> Supplied material
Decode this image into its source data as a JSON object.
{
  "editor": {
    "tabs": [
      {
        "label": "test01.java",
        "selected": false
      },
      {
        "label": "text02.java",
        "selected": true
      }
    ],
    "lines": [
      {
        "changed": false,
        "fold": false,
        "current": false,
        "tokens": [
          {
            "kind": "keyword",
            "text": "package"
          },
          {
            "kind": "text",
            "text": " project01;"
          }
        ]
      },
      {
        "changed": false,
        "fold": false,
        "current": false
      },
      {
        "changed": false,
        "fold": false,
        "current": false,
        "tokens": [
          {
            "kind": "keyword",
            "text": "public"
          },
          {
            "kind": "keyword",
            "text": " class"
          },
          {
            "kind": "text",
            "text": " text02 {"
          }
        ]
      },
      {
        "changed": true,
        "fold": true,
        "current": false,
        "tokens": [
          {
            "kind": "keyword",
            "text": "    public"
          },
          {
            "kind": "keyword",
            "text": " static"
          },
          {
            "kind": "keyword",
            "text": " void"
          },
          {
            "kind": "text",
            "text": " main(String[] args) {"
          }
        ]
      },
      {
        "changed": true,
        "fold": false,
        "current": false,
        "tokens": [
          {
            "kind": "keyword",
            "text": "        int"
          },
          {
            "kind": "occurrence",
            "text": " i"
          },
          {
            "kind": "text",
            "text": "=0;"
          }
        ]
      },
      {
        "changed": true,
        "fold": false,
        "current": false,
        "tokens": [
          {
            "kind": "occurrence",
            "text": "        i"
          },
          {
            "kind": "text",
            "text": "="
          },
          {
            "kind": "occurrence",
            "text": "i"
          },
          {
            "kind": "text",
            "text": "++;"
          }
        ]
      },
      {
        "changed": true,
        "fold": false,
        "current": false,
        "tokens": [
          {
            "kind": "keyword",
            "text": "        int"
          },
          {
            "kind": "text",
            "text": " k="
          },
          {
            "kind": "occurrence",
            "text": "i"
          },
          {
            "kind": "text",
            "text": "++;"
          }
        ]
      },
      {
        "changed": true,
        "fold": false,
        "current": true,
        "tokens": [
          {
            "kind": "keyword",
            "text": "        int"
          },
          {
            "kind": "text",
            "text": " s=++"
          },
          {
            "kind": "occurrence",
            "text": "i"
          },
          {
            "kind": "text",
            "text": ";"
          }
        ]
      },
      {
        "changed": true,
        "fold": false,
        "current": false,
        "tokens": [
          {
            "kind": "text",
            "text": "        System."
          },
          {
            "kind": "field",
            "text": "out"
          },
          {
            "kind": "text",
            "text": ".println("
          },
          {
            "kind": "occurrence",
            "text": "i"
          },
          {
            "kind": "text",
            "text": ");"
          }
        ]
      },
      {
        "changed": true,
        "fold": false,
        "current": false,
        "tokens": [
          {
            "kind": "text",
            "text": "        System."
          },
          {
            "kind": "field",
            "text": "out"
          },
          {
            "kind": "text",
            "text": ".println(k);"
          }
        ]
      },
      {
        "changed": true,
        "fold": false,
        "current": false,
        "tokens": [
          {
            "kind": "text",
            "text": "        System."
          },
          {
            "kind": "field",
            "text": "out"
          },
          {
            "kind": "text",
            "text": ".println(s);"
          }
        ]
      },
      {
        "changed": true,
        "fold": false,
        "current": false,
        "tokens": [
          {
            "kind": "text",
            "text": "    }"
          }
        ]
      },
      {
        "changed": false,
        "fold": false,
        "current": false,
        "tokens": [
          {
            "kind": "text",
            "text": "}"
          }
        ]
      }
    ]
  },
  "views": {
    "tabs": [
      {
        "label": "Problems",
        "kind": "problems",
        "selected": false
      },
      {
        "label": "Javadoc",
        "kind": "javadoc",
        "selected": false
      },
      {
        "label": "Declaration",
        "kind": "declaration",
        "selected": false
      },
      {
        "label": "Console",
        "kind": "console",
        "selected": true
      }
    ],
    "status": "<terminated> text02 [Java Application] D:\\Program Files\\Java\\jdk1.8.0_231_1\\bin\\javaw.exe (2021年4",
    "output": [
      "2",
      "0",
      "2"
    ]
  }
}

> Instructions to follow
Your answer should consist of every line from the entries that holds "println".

> Solution for this task
            "text": ".println("
            "text": ".println(k);"
            "text": ".println(s);"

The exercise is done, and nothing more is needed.